Problem details:
Provide only the number of lines below that contain the word "trend".

Recorded data:

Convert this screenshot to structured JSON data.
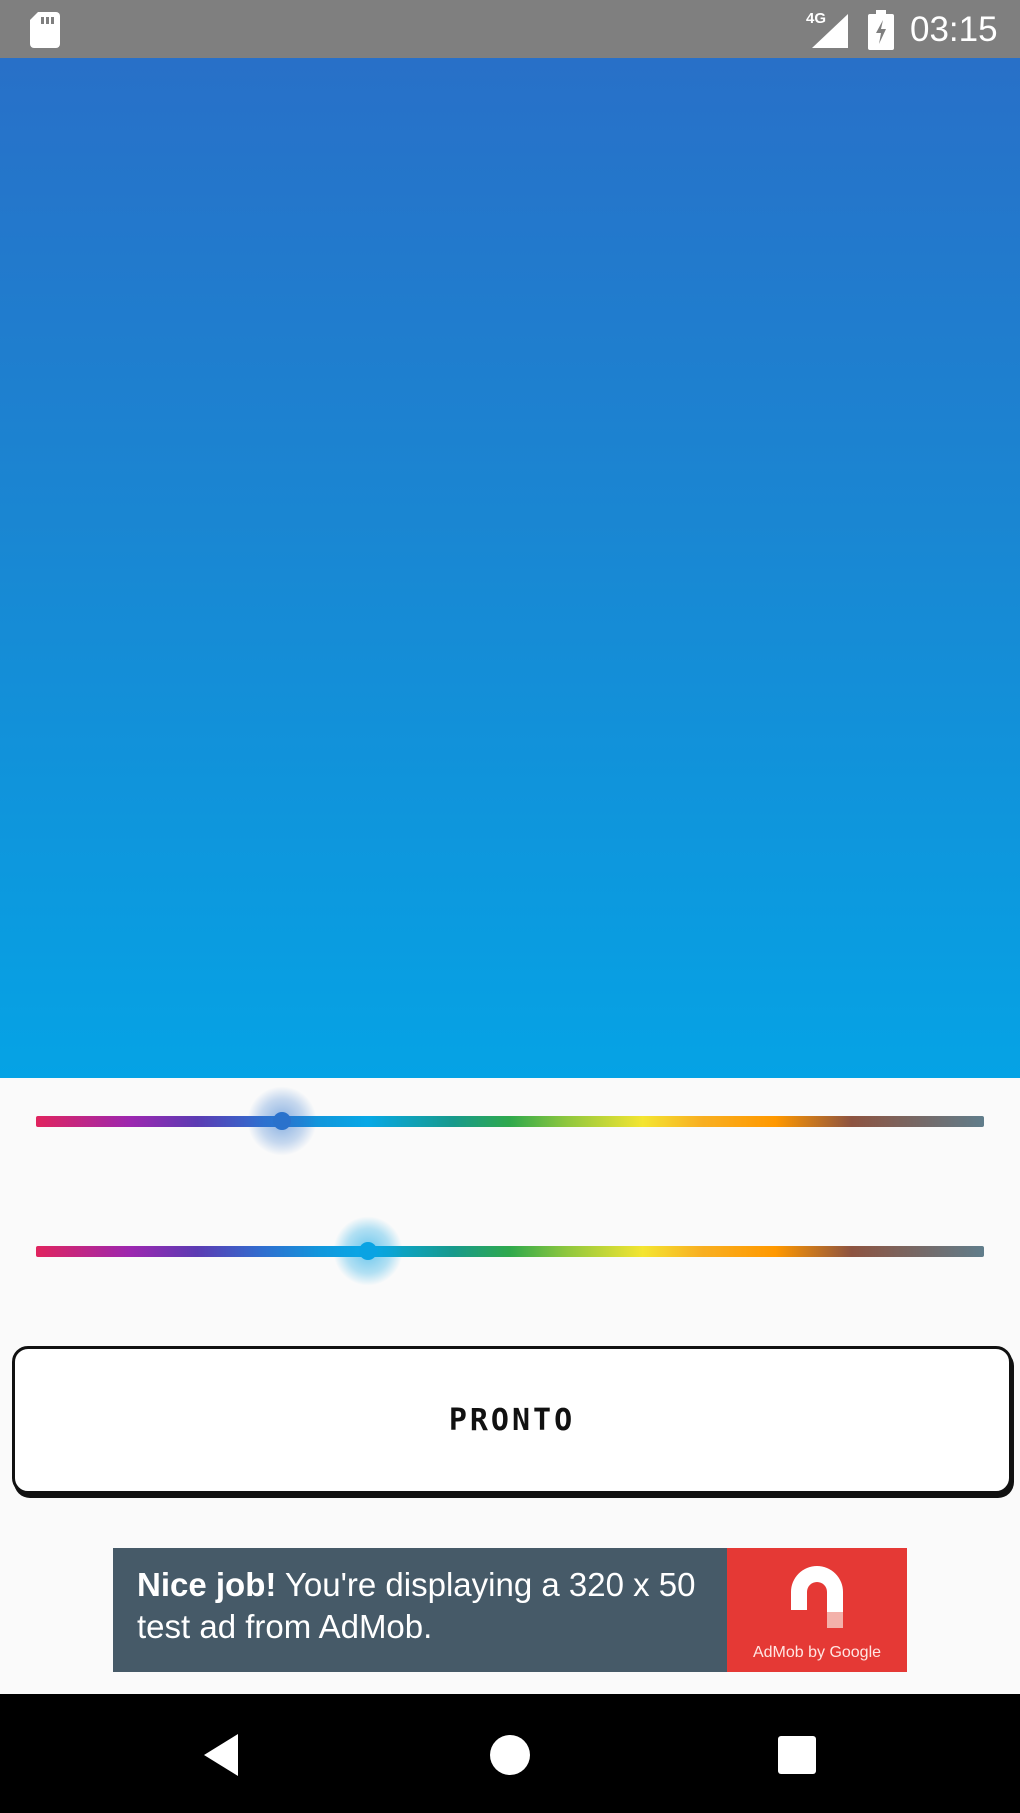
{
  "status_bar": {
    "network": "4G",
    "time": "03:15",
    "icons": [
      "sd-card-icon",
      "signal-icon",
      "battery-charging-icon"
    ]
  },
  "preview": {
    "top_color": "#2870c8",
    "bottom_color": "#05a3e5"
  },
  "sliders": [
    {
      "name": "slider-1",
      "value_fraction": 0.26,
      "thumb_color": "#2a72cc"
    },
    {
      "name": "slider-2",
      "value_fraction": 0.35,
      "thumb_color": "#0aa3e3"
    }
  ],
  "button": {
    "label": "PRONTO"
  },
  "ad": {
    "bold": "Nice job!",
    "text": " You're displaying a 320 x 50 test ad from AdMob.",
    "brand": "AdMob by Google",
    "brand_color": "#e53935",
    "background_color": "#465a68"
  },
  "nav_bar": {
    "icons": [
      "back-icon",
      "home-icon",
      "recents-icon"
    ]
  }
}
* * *
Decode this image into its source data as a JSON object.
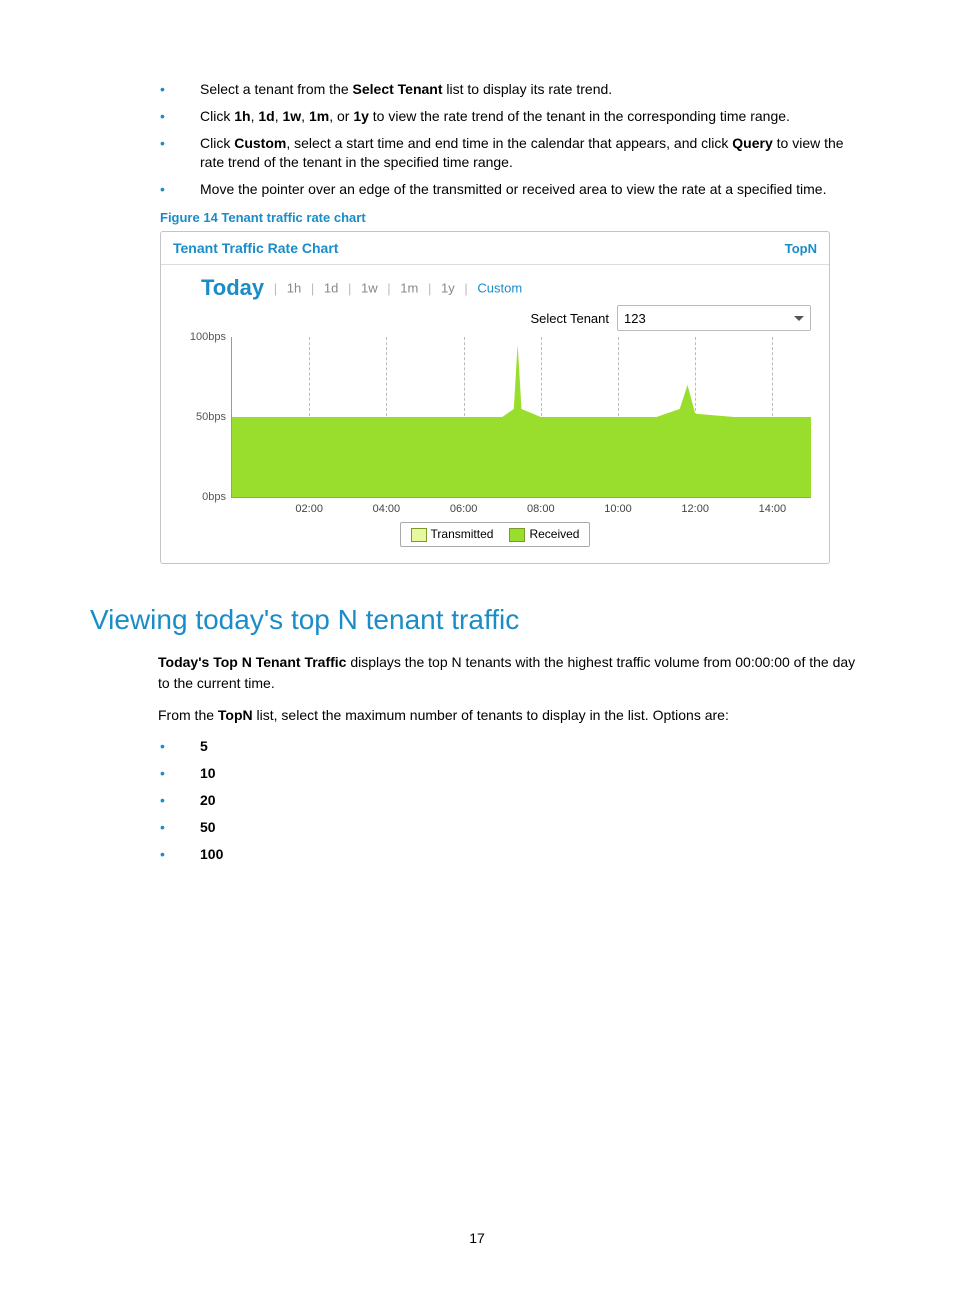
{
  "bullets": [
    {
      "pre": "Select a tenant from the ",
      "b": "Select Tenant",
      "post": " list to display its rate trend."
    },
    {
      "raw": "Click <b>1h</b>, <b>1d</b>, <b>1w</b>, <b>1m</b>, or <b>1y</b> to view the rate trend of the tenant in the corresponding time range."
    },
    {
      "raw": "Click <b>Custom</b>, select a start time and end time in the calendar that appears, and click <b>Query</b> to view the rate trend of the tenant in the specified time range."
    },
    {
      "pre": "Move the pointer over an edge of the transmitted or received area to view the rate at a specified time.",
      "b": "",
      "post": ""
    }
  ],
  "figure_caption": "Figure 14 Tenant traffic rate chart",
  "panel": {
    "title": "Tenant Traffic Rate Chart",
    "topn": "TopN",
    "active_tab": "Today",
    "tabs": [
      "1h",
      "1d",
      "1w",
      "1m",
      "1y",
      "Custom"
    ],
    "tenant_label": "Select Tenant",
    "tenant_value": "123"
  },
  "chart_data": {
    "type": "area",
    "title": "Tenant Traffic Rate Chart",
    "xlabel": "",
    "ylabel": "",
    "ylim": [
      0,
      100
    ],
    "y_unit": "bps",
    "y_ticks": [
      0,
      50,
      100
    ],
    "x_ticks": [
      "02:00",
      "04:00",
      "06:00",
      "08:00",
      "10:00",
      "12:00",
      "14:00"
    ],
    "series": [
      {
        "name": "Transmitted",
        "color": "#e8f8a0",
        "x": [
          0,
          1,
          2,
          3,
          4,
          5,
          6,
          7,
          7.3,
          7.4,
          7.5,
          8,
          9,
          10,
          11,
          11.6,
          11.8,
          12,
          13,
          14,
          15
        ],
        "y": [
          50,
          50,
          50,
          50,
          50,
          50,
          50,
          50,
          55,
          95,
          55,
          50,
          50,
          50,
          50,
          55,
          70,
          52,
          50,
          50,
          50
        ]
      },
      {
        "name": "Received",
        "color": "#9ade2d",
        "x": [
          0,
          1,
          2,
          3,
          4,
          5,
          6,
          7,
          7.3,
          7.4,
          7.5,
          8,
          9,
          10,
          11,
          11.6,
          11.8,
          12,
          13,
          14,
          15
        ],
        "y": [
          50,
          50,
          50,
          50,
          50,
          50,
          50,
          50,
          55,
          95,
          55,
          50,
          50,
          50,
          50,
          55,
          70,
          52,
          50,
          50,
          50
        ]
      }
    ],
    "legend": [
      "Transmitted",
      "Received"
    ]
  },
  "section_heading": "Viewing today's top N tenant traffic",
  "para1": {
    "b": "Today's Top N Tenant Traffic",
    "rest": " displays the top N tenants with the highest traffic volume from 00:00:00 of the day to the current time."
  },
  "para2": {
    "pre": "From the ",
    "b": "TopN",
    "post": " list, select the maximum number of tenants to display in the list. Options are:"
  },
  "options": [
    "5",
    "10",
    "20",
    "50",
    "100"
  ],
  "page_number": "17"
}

Written response:
3